WORK TASK: Look through the entries below and show every line containing the word "true".

Dataset items
- - -

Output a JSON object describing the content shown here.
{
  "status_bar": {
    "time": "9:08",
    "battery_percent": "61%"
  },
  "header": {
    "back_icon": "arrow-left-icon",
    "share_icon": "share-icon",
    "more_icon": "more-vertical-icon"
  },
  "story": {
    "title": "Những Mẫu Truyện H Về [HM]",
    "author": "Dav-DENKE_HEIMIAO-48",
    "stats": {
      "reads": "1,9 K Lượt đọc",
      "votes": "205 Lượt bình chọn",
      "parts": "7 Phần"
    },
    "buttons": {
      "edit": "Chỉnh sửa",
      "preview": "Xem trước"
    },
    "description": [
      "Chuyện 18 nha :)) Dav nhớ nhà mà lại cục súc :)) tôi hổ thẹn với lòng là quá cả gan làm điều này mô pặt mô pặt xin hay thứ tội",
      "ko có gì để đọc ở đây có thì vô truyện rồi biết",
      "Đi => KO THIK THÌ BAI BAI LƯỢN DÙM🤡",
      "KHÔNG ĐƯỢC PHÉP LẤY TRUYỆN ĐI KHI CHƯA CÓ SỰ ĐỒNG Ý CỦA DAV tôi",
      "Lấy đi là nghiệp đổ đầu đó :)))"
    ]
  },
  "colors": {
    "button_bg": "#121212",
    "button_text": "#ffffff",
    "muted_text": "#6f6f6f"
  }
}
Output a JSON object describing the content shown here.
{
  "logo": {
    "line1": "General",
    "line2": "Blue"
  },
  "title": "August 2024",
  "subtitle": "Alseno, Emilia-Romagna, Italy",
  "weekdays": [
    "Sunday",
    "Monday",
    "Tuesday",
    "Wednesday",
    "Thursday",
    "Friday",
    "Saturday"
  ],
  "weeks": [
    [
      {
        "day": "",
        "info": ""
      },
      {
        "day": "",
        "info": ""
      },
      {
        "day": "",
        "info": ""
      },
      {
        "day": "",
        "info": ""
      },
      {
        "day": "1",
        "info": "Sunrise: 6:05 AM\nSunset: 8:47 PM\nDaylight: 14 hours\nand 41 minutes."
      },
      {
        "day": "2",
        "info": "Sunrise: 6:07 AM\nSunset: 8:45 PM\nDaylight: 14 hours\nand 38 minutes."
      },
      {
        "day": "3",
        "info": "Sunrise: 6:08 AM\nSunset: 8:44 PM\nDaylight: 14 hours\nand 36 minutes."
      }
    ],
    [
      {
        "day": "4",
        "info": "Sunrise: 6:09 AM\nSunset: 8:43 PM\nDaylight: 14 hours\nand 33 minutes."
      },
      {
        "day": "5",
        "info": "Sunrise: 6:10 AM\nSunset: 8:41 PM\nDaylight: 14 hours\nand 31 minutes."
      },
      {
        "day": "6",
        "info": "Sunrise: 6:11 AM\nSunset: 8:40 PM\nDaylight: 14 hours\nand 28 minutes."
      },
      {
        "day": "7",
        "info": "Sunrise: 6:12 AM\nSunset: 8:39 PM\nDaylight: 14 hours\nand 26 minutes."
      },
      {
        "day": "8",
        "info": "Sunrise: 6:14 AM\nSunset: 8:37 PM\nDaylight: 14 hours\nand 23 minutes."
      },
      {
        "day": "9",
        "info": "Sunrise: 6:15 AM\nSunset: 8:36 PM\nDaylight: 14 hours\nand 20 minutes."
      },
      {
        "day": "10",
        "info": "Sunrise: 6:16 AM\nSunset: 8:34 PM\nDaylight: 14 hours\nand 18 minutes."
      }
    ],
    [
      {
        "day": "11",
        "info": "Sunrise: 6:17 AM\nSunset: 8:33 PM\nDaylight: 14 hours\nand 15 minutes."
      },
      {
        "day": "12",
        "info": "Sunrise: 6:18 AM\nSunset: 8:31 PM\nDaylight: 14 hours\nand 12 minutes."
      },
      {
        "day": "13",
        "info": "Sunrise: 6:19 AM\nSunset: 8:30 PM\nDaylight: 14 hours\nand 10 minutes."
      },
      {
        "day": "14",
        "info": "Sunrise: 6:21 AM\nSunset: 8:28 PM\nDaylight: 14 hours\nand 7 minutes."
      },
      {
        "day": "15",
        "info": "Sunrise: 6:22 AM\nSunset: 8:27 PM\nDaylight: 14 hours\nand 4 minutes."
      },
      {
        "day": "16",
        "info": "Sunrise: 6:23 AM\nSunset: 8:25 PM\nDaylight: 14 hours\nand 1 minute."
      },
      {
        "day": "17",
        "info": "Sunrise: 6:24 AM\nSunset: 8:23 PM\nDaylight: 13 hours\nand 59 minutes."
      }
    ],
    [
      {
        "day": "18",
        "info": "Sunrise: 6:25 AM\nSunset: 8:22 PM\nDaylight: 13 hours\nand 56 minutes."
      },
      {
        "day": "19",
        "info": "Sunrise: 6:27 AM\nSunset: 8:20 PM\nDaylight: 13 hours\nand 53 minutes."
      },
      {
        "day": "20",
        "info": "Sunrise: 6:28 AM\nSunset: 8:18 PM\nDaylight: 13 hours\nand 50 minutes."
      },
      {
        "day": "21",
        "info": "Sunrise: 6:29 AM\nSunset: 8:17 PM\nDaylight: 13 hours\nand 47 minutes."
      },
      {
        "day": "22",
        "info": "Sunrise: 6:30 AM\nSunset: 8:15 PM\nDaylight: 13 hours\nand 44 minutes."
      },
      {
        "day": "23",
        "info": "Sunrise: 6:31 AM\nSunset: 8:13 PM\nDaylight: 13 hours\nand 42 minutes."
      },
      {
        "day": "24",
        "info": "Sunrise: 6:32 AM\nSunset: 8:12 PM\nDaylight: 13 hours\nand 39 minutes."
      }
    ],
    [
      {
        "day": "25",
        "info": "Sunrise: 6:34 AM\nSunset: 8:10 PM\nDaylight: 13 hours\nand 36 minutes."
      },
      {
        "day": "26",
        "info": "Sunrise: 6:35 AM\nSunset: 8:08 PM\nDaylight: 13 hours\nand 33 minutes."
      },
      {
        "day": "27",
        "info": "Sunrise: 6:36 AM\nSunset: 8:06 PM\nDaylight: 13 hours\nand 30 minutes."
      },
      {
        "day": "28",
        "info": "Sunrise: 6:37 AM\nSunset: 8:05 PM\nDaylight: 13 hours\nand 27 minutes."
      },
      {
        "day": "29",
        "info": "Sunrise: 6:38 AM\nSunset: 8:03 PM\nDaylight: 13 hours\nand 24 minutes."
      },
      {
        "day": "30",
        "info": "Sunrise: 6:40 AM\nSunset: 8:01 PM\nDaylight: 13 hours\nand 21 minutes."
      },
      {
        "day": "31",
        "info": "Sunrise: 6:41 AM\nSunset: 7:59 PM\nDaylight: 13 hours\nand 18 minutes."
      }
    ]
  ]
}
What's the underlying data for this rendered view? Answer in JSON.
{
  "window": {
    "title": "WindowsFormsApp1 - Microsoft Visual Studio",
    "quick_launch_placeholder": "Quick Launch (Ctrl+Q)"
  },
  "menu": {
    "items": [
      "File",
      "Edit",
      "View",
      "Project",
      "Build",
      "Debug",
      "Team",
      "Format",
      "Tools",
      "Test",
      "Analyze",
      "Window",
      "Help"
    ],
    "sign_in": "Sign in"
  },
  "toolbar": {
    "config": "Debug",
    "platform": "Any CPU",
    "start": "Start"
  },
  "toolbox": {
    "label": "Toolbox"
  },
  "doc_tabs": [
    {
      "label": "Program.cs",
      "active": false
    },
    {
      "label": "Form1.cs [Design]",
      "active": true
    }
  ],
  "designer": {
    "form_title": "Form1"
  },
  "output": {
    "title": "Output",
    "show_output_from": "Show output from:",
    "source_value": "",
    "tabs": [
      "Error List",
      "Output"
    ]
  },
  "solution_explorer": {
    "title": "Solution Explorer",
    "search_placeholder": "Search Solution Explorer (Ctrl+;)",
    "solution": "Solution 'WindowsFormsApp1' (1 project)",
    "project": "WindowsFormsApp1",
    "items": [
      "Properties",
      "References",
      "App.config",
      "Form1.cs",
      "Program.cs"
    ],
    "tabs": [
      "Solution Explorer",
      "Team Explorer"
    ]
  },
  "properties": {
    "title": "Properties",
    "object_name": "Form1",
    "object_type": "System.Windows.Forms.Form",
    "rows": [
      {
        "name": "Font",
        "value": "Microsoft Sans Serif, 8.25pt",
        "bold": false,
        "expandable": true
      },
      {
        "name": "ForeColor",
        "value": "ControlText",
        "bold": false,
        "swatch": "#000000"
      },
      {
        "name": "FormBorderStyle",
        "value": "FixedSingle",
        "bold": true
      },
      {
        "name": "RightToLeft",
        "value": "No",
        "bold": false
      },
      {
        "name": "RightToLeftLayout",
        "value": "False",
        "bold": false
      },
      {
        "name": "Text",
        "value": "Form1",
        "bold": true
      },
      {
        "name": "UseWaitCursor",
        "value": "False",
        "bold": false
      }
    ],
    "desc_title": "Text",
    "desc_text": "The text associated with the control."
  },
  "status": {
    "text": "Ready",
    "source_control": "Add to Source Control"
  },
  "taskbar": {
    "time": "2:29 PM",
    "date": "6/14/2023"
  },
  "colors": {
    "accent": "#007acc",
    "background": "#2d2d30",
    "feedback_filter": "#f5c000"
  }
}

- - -

SOLVED EXERCISE:
      "active": true
        "expandable": true
        "bold": true
        "bold": true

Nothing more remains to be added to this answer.